◆ Materials provided
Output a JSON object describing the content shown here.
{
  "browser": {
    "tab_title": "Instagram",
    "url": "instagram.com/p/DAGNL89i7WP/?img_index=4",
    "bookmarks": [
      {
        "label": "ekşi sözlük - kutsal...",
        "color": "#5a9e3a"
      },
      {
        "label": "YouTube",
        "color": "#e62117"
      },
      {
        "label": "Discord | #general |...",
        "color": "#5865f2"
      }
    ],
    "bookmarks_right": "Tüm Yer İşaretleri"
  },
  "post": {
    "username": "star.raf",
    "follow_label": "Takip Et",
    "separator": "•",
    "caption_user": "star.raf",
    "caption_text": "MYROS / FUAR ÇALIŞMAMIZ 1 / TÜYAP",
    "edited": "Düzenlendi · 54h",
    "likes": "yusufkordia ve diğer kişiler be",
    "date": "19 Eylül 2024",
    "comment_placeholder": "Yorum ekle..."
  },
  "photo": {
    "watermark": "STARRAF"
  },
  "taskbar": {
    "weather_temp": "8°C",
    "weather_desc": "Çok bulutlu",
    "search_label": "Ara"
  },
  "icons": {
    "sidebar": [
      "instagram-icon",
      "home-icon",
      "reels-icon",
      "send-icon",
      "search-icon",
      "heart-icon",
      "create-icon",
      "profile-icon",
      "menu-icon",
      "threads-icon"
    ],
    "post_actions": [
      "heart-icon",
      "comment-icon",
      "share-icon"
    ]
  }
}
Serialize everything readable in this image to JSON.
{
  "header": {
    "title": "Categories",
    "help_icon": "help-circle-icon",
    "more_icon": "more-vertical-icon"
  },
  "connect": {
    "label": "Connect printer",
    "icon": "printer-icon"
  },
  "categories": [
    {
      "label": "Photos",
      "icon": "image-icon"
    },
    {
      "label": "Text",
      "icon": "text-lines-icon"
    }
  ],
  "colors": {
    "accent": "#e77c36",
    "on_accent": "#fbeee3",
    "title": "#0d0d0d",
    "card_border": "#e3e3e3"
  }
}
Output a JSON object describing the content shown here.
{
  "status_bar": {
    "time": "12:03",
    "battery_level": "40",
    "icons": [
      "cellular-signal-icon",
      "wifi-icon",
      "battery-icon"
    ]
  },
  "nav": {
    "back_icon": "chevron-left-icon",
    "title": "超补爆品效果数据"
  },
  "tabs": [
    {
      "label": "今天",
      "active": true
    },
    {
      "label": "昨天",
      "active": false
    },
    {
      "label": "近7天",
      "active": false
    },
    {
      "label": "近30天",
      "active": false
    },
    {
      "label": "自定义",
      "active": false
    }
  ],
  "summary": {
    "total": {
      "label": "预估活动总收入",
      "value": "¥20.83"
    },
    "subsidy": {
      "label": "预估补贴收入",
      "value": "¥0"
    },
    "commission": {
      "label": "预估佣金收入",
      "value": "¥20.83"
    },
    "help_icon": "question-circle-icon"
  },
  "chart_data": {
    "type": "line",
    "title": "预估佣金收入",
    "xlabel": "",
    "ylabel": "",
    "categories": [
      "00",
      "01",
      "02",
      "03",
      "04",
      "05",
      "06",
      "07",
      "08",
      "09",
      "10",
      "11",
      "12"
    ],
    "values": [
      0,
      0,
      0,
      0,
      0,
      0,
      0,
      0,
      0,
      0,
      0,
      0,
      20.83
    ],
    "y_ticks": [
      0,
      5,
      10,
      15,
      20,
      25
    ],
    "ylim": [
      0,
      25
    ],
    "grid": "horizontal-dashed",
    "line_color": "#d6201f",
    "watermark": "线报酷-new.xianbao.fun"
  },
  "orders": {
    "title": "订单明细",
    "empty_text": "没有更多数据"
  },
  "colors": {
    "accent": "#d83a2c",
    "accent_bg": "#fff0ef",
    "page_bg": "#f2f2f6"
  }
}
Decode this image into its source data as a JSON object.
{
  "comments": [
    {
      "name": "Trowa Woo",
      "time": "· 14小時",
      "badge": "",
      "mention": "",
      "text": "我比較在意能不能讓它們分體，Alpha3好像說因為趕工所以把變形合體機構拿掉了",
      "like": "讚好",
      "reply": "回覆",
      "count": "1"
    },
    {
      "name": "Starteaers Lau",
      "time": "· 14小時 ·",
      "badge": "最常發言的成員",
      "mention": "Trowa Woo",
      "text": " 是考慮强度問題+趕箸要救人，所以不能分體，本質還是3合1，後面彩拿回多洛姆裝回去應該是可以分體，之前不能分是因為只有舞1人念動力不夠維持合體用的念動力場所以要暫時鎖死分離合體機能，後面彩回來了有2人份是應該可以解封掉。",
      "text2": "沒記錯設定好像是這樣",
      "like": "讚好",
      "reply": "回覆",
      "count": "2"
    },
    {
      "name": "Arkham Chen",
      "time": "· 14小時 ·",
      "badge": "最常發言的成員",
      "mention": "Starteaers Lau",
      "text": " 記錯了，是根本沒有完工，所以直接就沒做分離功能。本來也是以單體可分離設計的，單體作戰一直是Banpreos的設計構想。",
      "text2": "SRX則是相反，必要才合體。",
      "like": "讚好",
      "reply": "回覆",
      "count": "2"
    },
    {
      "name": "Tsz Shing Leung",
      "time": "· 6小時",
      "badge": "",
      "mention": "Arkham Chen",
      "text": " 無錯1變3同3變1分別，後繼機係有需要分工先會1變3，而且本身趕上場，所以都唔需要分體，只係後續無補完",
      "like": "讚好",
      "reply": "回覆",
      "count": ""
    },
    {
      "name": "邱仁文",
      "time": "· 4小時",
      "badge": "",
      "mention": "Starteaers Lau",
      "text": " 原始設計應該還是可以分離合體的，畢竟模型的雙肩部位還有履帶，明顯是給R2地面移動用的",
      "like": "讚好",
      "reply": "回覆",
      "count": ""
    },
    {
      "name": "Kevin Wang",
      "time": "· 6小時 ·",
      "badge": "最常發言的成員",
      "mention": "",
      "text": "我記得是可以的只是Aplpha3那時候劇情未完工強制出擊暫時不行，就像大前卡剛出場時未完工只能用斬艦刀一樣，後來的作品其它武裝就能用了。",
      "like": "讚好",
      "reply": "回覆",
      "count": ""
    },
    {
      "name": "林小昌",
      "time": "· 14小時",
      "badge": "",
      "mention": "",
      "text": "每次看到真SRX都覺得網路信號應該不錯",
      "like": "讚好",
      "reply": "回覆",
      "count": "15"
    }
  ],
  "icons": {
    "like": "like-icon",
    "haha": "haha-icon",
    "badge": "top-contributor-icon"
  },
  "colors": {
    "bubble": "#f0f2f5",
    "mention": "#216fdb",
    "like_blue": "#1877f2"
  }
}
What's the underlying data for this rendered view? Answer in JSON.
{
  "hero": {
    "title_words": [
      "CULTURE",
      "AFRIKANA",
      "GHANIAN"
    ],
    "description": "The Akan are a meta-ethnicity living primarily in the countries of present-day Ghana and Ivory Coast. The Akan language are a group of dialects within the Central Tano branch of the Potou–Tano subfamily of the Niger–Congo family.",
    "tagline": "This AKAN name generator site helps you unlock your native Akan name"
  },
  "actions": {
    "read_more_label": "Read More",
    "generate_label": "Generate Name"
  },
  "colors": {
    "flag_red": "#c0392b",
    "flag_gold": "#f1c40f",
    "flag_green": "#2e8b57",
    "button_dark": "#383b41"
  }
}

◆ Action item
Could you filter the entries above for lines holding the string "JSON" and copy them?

◆ Your response
Output a JSON object describing the content shown here.
Serialize everything readable in this image to JSON.
Output a JSON object describing the content shown here.
Decode this image into its source data as a JSON object.
What's the underlying data for this rendered view? Answer in JSON.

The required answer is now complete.